»»

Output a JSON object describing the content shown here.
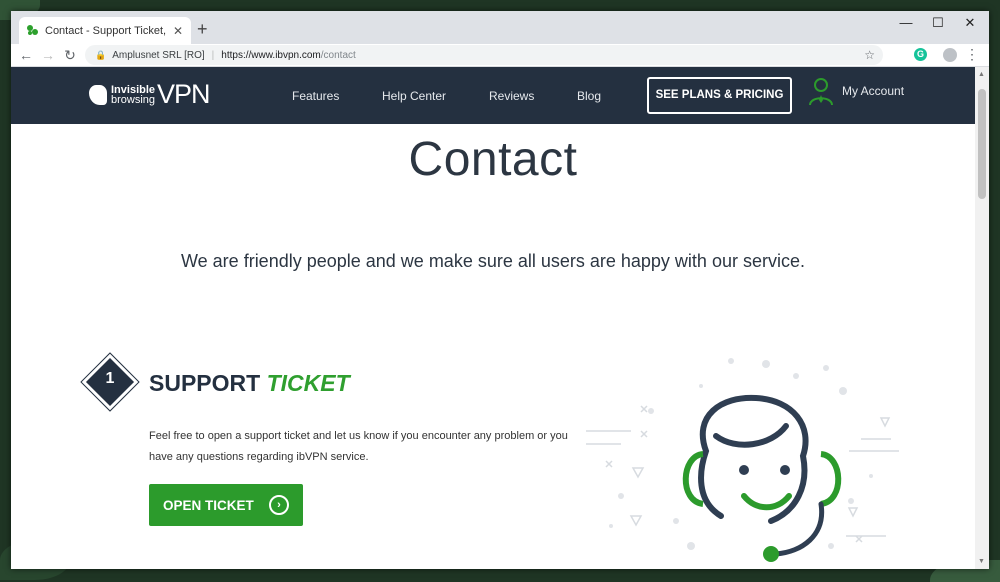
{
  "browser": {
    "tab_title": "Contact - Support Ticket, Email, L",
    "new_tab": "+",
    "minimize": "—",
    "maximize": "☐",
    "close": "✕",
    "site_identity": "Amplusnet SRL [RO]",
    "url_host": "https://www.ibvpn.com",
    "url_path": "/contact",
    "extension_letter": "G"
  },
  "site": {
    "logo_line1": "Invisible",
    "logo_line2": "browsing",
    "logo_vpn": "VPN",
    "nav": [
      "Features",
      "Help Center",
      "Reviews",
      "Blog"
    ],
    "plans_button": "SEE PLANS & PRICING",
    "account": "My Account"
  },
  "content": {
    "heading": "Contact",
    "intro": "We are friendly people and we make sure all users are happy with our service.",
    "step_number": "1",
    "support_title": "SUPPORT",
    "support_title_accent": "TICKET",
    "support_desc": "Feel free to open a support ticket and let us know if you encounter any problem or you have any questions regarding ibVPN service.",
    "open_ticket": "OPEN TICKET",
    "open_ticket_arrow": "›"
  },
  "colors": {
    "nav_bg": "#243040",
    "accent_green": "#2c9b2c",
    "text_dark": "#2c3642"
  }
}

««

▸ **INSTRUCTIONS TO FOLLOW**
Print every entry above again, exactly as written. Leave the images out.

▸ **SOLUTION TO THIS EXERCISE**
Output a JSON object describing the content shown here.
{
  "browser": {
    "tab_title": "Contact - Support Ticket, Email, L",
    "new_tab": "+",
    "minimize": "—",
    "maximize": "☐",
    "close": "✕",
    "site_identity": "Amplusnet SRL [RO]",
    "url_host": "https://www.ibvpn.com",
    "url_path": "/contact",
    "extension_letter": "G"
  },
  "site": {
    "logo_line1": "Invisible",
    "logo_line2": "browsing",
    "logo_vpn": "VPN",
    "nav": [
      "Features",
      "Help Center",
      "Reviews",
      "Blog"
    ],
    "plans_button": "SEE PLANS & PRICING",
    "account": "My Account"
  },
  "content": {
    "heading": "Contact",
    "intro": "We are friendly people and we make sure all users are happy with our service.",
    "step_number": "1",
    "support_title": "SUPPORT",
    "support_title_accent": "TICKET",
    "support_desc": "Feel free to open a support ticket and let us know if you encounter any problem or you have any questions regarding ibVPN service.",
    "open_ticket": "OPEN TICKET",
    "open_ticket_arrow": "›"
  },
  "colors": {
    "nav_bg": "#243040",
    "accent_green": "#2c9b2c",
    "text_dark": "#2c3642"
  }
}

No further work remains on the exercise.